**ASSIGNMENT:** Please go through the records below and return every line holding the word "color".

EXTRACTED DATA Start Marker

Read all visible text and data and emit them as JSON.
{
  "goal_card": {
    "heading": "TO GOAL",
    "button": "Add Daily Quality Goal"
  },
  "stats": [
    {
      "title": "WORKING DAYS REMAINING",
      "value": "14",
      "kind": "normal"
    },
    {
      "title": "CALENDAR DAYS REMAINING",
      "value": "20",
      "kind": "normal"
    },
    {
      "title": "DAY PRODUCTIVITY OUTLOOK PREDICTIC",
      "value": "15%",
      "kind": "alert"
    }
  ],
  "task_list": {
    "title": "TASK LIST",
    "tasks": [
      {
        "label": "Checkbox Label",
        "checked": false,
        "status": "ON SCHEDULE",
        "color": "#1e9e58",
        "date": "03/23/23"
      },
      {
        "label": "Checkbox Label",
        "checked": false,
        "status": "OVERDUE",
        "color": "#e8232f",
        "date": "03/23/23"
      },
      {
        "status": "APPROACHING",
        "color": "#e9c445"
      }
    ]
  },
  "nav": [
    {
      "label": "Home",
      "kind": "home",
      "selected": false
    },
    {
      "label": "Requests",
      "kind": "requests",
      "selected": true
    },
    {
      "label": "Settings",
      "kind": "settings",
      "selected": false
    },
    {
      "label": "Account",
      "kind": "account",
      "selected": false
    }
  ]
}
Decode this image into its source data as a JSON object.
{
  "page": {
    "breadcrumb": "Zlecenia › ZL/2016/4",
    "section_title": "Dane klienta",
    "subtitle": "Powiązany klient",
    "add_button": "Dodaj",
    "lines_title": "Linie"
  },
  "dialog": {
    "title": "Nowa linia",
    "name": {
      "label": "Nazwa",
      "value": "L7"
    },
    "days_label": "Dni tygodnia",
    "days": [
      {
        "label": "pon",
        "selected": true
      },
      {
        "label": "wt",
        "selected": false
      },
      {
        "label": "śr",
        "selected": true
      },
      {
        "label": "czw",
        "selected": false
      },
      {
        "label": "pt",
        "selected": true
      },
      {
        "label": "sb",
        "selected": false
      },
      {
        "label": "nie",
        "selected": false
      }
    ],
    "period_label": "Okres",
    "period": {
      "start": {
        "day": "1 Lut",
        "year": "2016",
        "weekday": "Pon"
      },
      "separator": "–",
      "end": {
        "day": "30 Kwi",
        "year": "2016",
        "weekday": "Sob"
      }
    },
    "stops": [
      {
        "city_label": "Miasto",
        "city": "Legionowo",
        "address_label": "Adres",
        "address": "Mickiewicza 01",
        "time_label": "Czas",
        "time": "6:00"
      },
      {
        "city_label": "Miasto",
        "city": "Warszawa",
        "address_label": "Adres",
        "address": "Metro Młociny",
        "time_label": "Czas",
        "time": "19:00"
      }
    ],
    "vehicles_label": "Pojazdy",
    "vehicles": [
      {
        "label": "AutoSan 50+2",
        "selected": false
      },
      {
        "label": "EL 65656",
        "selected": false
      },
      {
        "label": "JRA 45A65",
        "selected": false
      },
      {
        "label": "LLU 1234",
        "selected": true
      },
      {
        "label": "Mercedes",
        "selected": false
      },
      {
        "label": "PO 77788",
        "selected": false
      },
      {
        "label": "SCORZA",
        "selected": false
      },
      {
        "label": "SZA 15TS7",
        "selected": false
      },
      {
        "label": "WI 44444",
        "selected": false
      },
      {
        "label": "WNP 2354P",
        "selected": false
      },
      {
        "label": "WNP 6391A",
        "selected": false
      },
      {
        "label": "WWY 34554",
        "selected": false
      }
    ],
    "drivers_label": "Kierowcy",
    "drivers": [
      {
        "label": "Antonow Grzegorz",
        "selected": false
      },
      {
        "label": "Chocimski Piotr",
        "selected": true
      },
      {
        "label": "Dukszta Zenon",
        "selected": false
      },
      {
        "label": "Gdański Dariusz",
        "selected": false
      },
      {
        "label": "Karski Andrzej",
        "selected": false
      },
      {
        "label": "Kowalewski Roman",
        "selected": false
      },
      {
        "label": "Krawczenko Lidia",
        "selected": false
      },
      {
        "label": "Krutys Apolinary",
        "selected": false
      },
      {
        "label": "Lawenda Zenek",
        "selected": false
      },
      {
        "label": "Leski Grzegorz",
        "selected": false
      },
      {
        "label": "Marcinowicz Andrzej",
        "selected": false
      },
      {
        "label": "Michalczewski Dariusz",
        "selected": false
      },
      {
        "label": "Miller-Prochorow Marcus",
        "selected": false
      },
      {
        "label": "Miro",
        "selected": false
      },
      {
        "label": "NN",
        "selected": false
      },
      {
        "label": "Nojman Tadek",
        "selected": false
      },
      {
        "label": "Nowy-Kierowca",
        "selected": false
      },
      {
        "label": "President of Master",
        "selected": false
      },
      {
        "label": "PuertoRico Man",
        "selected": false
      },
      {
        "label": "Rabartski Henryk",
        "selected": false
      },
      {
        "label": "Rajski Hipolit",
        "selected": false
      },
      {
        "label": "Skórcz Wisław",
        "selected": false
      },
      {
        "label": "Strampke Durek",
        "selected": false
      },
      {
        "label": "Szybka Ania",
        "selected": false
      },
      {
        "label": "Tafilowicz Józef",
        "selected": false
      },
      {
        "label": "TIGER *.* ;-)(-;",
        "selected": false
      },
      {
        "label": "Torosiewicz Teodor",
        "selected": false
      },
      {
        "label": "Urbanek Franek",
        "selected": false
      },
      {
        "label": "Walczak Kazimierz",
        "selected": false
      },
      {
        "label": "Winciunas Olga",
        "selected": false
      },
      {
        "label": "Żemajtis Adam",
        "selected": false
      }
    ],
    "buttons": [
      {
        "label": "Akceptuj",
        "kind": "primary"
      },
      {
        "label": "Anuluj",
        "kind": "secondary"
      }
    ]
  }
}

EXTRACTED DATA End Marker

**SOLUTION FOR THIS TASK:**
        "color": "#1e9e58",
        "color": "#e8232f",
        "color": "#e9c445"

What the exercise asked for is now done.